■ Task to carry out:
Count the lines in the records below that contain the word "Return", and give only that count.
---------------
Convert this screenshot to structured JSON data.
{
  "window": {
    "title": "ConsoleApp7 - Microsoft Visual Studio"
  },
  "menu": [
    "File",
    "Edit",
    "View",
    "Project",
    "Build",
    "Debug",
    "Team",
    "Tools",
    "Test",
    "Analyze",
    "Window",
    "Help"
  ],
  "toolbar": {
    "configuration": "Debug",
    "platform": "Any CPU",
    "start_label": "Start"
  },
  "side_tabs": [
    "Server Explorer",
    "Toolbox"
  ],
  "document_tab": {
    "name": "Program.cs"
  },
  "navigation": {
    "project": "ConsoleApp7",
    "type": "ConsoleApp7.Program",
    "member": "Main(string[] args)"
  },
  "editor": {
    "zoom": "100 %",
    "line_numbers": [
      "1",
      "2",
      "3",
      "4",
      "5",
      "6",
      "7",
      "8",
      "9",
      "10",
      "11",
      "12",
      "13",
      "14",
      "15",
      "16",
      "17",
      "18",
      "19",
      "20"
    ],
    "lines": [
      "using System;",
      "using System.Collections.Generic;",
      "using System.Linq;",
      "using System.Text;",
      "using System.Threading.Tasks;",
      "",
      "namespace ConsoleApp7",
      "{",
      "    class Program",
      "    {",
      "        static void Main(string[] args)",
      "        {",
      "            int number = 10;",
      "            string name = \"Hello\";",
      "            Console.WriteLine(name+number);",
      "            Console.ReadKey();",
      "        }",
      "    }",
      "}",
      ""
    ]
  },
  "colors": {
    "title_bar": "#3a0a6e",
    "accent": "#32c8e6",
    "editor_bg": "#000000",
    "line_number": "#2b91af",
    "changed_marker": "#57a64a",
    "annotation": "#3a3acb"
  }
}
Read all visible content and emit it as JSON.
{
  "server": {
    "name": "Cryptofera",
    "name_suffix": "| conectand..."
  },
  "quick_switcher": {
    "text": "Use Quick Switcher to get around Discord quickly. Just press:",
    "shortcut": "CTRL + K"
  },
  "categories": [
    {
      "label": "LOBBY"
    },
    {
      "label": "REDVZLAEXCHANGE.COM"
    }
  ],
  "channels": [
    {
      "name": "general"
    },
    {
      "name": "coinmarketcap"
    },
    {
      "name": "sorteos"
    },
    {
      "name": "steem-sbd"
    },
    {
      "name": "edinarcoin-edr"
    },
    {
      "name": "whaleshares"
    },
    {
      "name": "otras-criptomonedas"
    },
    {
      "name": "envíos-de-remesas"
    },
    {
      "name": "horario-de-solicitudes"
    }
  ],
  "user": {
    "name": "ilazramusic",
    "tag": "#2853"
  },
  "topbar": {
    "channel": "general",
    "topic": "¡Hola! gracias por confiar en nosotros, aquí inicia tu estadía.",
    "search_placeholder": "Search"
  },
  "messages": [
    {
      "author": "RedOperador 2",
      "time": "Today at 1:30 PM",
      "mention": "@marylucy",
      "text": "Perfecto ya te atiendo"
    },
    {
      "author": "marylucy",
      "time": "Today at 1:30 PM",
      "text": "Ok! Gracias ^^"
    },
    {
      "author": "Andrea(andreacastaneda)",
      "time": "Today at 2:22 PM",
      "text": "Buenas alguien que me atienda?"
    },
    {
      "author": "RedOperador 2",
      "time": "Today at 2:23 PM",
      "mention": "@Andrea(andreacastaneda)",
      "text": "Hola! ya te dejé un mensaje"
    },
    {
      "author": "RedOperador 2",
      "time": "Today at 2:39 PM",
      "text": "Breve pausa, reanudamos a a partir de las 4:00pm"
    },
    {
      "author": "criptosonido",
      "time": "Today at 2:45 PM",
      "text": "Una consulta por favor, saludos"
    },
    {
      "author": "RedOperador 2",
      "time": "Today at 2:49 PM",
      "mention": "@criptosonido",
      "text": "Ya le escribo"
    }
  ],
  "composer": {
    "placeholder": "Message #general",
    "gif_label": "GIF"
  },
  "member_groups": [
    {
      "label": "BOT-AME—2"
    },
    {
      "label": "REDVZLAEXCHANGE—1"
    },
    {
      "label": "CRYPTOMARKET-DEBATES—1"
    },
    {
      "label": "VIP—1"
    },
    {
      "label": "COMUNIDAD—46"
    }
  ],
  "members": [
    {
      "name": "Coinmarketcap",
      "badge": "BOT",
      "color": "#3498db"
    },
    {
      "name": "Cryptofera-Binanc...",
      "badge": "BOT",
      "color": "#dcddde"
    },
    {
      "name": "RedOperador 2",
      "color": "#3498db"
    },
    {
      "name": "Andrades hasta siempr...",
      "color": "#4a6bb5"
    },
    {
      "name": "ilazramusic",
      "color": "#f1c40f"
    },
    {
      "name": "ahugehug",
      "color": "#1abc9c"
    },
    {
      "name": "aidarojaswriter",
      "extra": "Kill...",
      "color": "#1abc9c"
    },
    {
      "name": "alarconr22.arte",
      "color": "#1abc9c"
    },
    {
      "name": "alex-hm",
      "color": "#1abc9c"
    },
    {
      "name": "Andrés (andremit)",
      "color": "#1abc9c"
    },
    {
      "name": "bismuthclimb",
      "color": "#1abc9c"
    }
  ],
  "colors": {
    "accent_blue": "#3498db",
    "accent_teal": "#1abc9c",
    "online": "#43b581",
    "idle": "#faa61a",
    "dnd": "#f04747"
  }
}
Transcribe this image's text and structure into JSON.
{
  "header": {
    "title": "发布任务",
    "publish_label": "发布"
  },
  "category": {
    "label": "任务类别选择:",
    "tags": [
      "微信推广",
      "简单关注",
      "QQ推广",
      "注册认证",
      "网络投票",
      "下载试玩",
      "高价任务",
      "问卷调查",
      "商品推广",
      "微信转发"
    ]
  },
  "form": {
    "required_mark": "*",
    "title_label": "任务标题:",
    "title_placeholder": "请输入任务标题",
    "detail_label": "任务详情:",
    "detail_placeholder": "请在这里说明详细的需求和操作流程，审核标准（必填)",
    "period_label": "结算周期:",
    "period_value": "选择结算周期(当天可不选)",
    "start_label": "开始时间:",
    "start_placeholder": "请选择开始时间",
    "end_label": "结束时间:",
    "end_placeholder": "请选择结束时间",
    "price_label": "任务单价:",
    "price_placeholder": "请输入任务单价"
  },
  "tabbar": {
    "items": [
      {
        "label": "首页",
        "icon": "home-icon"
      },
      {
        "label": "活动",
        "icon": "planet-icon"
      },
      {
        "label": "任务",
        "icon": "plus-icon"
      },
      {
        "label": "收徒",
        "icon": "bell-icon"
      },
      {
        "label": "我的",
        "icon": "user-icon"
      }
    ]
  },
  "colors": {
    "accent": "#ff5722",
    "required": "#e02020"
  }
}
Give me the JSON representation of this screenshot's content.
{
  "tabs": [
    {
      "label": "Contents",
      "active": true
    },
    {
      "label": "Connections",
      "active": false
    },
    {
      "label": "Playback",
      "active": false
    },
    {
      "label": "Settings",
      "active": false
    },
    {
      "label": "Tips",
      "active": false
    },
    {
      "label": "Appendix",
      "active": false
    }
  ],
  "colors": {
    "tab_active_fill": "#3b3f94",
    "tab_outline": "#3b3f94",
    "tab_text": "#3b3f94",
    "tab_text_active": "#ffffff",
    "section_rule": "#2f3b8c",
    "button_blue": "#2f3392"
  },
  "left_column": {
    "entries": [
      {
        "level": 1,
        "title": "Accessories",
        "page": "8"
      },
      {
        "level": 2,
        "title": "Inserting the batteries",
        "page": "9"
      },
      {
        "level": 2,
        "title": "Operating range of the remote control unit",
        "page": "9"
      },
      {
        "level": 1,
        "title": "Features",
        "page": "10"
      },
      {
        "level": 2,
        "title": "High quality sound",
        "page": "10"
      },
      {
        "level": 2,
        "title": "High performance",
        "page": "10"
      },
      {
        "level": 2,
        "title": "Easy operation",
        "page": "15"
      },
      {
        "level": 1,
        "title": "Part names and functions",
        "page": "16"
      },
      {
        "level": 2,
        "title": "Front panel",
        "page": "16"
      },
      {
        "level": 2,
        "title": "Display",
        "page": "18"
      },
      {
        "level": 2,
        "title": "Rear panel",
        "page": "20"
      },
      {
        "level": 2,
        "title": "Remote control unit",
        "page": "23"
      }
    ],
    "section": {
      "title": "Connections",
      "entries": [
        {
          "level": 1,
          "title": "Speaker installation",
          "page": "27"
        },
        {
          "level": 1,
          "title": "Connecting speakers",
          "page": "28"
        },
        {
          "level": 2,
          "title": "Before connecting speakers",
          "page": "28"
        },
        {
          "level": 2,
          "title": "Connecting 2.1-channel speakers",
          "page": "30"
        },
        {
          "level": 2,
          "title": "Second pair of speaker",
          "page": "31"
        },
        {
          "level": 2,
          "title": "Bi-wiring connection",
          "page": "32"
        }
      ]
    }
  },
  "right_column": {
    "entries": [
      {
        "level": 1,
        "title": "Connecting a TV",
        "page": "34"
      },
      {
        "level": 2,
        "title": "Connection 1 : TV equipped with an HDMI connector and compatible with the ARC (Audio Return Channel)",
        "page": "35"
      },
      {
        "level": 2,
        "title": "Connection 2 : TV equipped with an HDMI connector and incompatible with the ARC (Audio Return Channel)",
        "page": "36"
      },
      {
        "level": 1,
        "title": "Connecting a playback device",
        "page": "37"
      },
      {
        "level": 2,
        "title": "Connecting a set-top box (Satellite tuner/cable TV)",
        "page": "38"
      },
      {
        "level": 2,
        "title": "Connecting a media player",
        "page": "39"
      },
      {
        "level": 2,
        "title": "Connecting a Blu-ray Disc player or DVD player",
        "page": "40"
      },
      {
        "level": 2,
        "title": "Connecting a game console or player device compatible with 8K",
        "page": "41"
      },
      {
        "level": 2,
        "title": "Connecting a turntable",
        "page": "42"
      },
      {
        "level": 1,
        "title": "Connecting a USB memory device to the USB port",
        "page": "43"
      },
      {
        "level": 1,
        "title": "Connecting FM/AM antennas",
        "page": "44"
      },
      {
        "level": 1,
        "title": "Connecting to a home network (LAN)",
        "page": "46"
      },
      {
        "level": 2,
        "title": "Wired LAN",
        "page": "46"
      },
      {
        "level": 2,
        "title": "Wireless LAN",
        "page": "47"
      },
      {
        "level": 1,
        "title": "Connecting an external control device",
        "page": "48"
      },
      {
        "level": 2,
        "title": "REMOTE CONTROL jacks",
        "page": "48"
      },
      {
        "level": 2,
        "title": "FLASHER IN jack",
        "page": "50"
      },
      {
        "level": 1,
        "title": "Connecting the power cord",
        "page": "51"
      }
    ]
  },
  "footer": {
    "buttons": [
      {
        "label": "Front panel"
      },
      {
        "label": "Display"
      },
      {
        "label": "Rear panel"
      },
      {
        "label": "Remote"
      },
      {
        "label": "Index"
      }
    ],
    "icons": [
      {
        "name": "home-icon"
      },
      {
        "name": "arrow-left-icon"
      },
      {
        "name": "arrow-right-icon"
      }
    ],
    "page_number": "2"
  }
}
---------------
■ Expected answer:
2